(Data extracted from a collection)

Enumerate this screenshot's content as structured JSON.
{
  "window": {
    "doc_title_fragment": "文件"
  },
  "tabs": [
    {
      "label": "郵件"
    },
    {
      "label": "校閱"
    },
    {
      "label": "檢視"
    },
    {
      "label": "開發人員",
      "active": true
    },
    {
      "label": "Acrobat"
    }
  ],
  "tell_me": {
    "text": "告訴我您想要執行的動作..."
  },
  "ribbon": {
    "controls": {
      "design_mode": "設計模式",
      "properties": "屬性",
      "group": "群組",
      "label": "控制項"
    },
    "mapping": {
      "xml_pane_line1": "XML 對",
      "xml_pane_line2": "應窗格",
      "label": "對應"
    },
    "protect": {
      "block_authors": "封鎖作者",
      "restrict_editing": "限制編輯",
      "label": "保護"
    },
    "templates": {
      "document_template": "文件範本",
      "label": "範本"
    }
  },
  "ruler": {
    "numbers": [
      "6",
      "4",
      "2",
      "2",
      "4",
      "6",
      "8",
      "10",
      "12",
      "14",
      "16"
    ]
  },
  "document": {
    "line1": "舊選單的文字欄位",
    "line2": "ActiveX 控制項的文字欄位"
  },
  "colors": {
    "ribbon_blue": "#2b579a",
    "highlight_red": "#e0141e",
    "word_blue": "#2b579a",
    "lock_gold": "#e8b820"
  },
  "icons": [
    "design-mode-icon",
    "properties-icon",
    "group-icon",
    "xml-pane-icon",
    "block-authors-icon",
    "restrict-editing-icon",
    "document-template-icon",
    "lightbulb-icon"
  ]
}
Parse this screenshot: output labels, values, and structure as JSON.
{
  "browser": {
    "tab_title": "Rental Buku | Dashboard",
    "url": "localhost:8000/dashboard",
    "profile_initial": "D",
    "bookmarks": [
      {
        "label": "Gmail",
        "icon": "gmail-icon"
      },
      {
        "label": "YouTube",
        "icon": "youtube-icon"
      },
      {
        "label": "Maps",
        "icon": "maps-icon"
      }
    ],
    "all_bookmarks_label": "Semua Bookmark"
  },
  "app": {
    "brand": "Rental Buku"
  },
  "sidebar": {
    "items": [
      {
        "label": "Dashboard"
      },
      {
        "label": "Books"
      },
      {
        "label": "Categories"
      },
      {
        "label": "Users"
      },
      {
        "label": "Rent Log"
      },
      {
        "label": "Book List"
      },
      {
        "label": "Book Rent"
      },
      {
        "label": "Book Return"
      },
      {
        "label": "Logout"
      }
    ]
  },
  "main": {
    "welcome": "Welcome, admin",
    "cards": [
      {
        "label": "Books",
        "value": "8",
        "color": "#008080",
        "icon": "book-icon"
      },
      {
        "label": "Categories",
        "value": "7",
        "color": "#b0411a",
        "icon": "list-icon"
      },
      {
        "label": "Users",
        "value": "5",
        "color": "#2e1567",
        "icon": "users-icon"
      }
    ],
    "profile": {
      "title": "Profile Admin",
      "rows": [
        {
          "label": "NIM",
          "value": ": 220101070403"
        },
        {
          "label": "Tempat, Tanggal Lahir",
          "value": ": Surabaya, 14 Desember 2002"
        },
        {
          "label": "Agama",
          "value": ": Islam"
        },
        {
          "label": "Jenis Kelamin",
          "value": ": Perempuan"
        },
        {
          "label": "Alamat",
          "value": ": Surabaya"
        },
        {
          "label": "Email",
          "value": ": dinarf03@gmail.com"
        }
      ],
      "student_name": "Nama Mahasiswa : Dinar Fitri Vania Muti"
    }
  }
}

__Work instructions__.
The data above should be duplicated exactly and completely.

__Result below__.
Enumerate this screenshot's content as structured JSON.
{
  "window": {
    "doc_title_fragment": "文件"
  },
  "tabs": [
    {
      "label": "郵件"
    },
    {
      "label": "校閱"
    },
    {
      "label": "檢視"
    },
    {
      "label": "開發人員",
      "active": true
    },
    {
      "label": "Acrobat"
    }
  ],
  "tell_me": {
    "text": "告訴我您想要執行的動作..."
  },
  "ribbon": {
    "controls": {
      "design_mode": "設計模式",
      "properties": "屬性",
      "group": "群組",
      "label": "控制項"
    },
    "mapping": {
      "xml_pane_line1": "XML 對",
      "xml_pane_line2": "應窗格",
      "label": "對應"
    },
    "protect": {
      "block_authors": "封鎖作者",
      "restrict_editing": "限制編輯",
      "label": "保護"
    },
    "templates": {
      "document_template": "文件範本",
      "label": "範本"
    }
  },
  "ruler": {
    "numbers": [
      "6",
      "4",
      "2",
      "2",
      "4",
      "6",
      "8",
      "10",
      "12",
      "14",
      "16"
    ]
  },
  "document": {
    "line1": "舊選單的文字欄位",
    "line2": "ActiveX 控制項的文字欄位"
  },
  "colors": {
    "ribbon_blue": "#2b579a",
    "highlight_red": "#e0141e",
    "word_blue": "#2b579a",
    "lock_gold": "#e8b820"
  },
  "icons": [
    "design-mode-icon",
    "properties-icon",
    "group-icon",
    "xml-pane-icon",
    "block-authors-icon",
    "restrict-editing-icon",
    "document-template-icon",
    "lightbulb-icon"
  ]
}
Parse this screenshot: output labels, values, and structure as JSON.
{
  "browser": {
    "tab_title": "Rental Buku | Dashboard",
    "url": "localhost:8000/dashboard",
    "profile_initial": "D",
    "bookmarks": [
      {
        "label": "Gmail",
        "icon": "gmail-icon"
      },
      {
        "label": "YouTube",
        "icon": "youtube-icon"
      },
      {
        "label": "Maps",
        "icon": "maps-icon"
      }
    ],
    "all_bookmarks_label": "Semua Bookmark"
  },
  "app": {
    "brand": "Rental Buku"
  },
  "sidebar": {
    "items": [
      {
        "label": "Dashboard"
      },
      {
        "label": "Books"
      },
      {
        "label": "Categories"
      },
      {
        "label": "Users"
      },
      {
        "label": "Rent Log"
      },
      {
        "label": "Book List"
      },
      {
        "label": "Book Rent"
      },
      {
        "label": "Book Return"
      },
      {
        "label": "Logout"
      }
    ]
  },
  "main": {
    "welcome": "Welcome, admin",
    "cards": [
      {
        "label": "Books",
        "value": "8",
        "color": "#008080",
        "icon": "book-icon"
      },
      {
        "label": "Categories",
        "value": "7",
        "color": "#b0411a",
        "icon": "list-icon"
      },
      {
        "label": "Users",
        "value": "5",
        "color": "#2e1567",
        "icon": "users-icon"
      }
    ],
    "profile": {
      "title": "Profile Admin",
      "rows": [
        {
          "label": "NIM",
          "value": ": 220101070403"
        },
        {
          "label": "Tempat, Tanggal Lahir",
          "value": ": Surabaya, 14 Desember 2002"
        },
        {
          "label": "Agama",
          "value": ": Islam"
        },
        {
          "label": "Jenis Kelamin",
          "value": ": Perempuan"
        },
        {
          "label": "Alamat",
          "value": ": Surabaya"
        },
        {
          "label": "Email",
          "value": ": dinarf03@gmail.com"
        }
      ],
      "student_name": "Nama Mahasiswa : Dinar Fitri Vania Muti"
    }
  }
}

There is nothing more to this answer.